Canada's overall objective during our chairmanship is to get the detailed negotiations off to a strong start in all subject areas and collectively define and achieve "concrete progress" by the year 2000.

The focus of the negotiations at this early stage will be on business facilitation issues, such as customs procedures, and efforts to develop a collective process of consultation with civil society. The first meeting of the committee of government representatives on the participation of civil society was held last week, and agreed on a process for soliciting written submissions on civil society. Canada will continue to be interim chair of this committee, until a permanent chair is selected.

Canada would like to emphasise the value of consulting civil society throughout the summit process.

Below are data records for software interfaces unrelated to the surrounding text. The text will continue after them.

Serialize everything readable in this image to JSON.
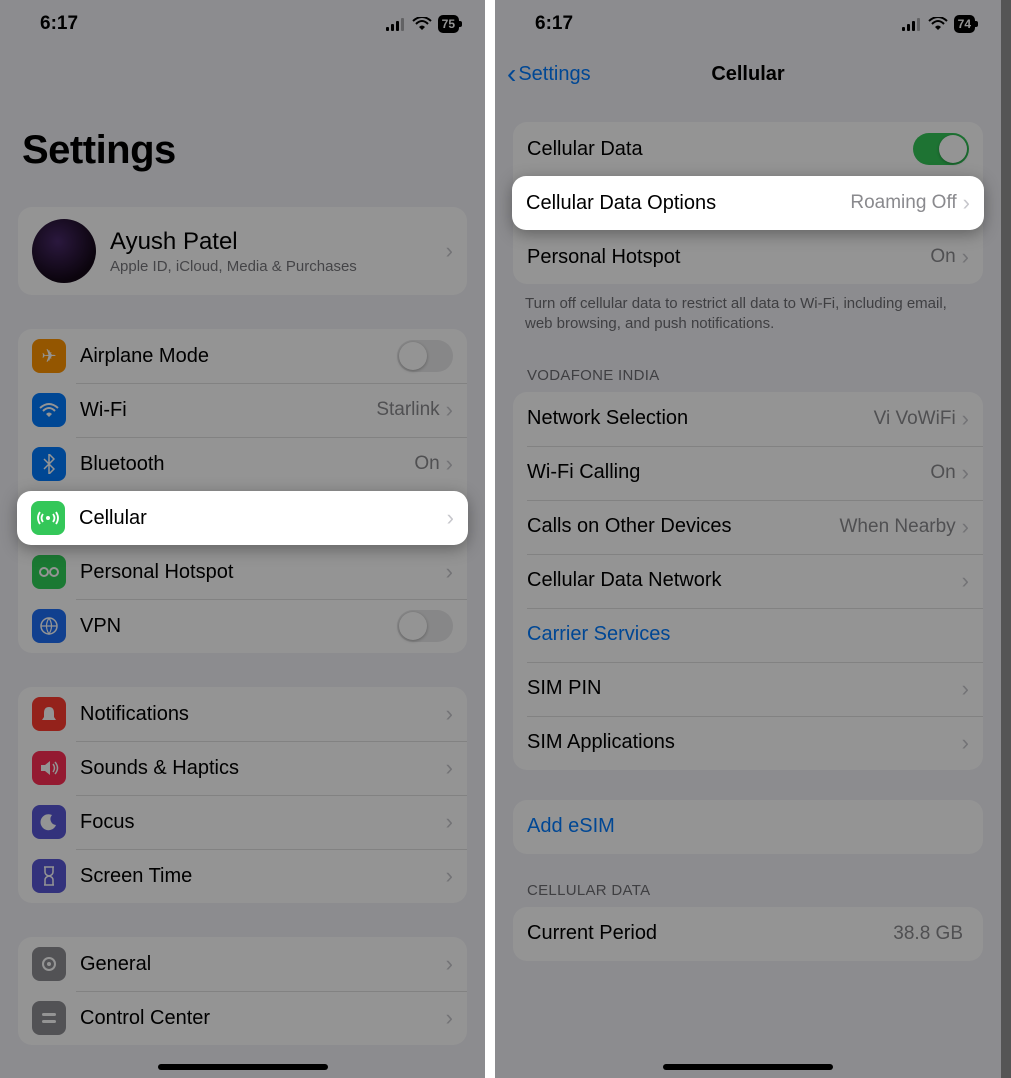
{
  "left": {
    "status": {
      "time": "6:17",
      "battery": "75"
    },
    "title": "Settings",
    "profile": {
      "name": "Ayush Patel",
      "subtitle": "Apple ID, iCloud, Media & Purchases"
    },
    "g1": {
      "airplane": "Airplane Mode",
      "wifi": "Wi-Fi",
      "wifi_value": "Starlink",
      "bluetooth": "Bluetooth",
      "bluetooth_value": "On",
      "cellular": "Cellular",
      "hotspot": "Personal Hotspot",
      "vpn": "VPN"
    },
    "g2": {
      "notifications": "Notifications",
      "sounds": "Sounds & Haptics",
      "focus": "Focus",
      "screentime": "Screen Time"
    },
    "g3": {
      "general": "General",
      "controlcenter": "Control Center"
    }
  },
  "right": {
    "status": {
      "time": "6:17",
      "battery": "74"
    },
    "nav": {
      "back": "Settings",
      "title": "Cellular"
    },
    "g1": {
      "cellular_data": "Cellular Data",
      "data_options": "Cellular Data Options",
      "data_options_value": "Roaming Off",
      "hotspot": "Personal Hotspot",
      "hotspot_value": "On"
    },
    "footer1": "Turn off cellular data to restrict all data to Wi-Fi, including email, web browsing, and push notifications.",
    "header2": "VODAFONE INDIA",
    "g2": {
      "network_selection": "Network Selection",
      "network_selection_value": "Vi VoWiFi",
      "wifi_calling": "Wi-Fi Calling",
      "wifi_calling_value": "On",
      "calls_other": "Calls on Other Devices",
      "calls_other_value": "When Nearby",
      "data_network": "Cellular Data Network",
      "carrier_services": "Carrier Services",
      "sim_pin": "SIM PIN",
      "sim_apps": "SIM Applications"
    },
    "g3": {
      "add_esim": "Add eSIM"
    },
    "header4": "CELLULAR DATA",
    "g4": {
      "current_period": "Current Period",
      "current_period_value": "38.8 GB"
    }
  }
}
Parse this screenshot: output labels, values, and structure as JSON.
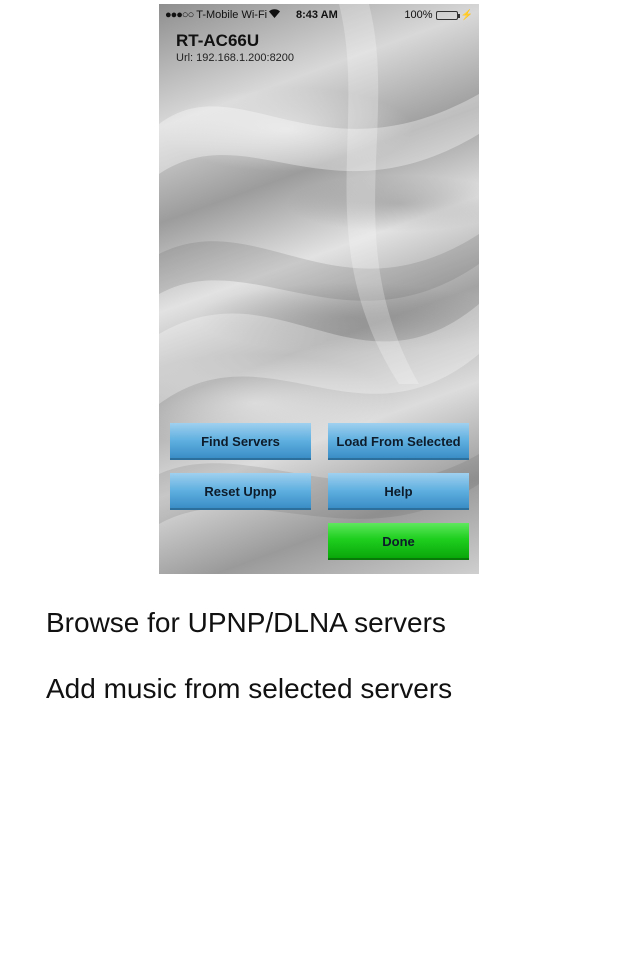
{
  "status_bar": {
    "signal": "●●●○○",
    "carrier": "T-Mobile Wi-Fi",
    "wifi_icon": "wifi-icon",
    "time": "8:43 AM",
    "battery": "100%",
    "battery_level": 1.0
  },
  "header": {
    "title": "RT-AC66U",
    "url": "Url: 192.168.1.200:8200"
  },
  "buttons": {
    "find_servers": "Find Servers",
    "load_from_selected": "Load From Selected",
    "reset_upnp": "Reset Upnp",
    "help": "Help",
    "done": "Done"
  },
  "captions": {
    "line1": "Browse for UPNP/DLNA servers",
    "line2": "Add music from selected servers"
  },
  "colors": {
    "button_blue": "#5fb0e0",
    "button_green": "#1fcf1f",
    "battery_green": "#3fd33f"
  }
}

At the Santiago summit, leaders called upon governments to promote the participation of civil society, and gave the OAS a clear mandate to assist in this process.

One positive model, as we see it, has been that of the Bolivia summit on sustainable development (December 1996)

The Bolivia summit action plan supported the full integration of civil society into the design and implementation of sustainable development policies, and tasked the OAS to develop the Inter-American strategy for public participation (ISP). The ISP currently operates out of the unit for sustainable development and environment.

To ensure that the ISP was open to input from civil society, a unique advisory structure was created: the project advisory committee (PAC) consists of government representatives and civil society members representing various civil society sectors, and government representatives serve as national focal points to disseminate information within the country. Information is also disseminated through a network of NGOs.

Consideration could be given to expanding this idea to include other areas of focus for the hemisphere.

We are here today to take stock of the excellent work that has been done since Santiago. And we should be proud of our achievements. However, there is always room for improvement.

It is necessary, throughout the summit process, to demonstrate real progress on issues. There is a need for the SIRG to focus on action items as they are being examined hemispherically, and to continue to have an early harvest. There is an ongoing need to bring institutions into this process, and to encourage a results-oriented approach, which will bring greater credibility to the whole process

Finally, there is a need for the SIRG to look at ways it can work better together. We must co-ordinate among ourselves, and with our regional institutions, and begin to think, as a group, about what kind of monitoring mechanism we should have in place.

An efficient, productive SIRG, in co-operation with regional organisations and other groups active in the hemisphere, will bolster our hemispheric priorities, and enable the hemisphere to meet its goals.

With both governmental and non-governmental hemispheric actors working together, our leaders' vision can become reality.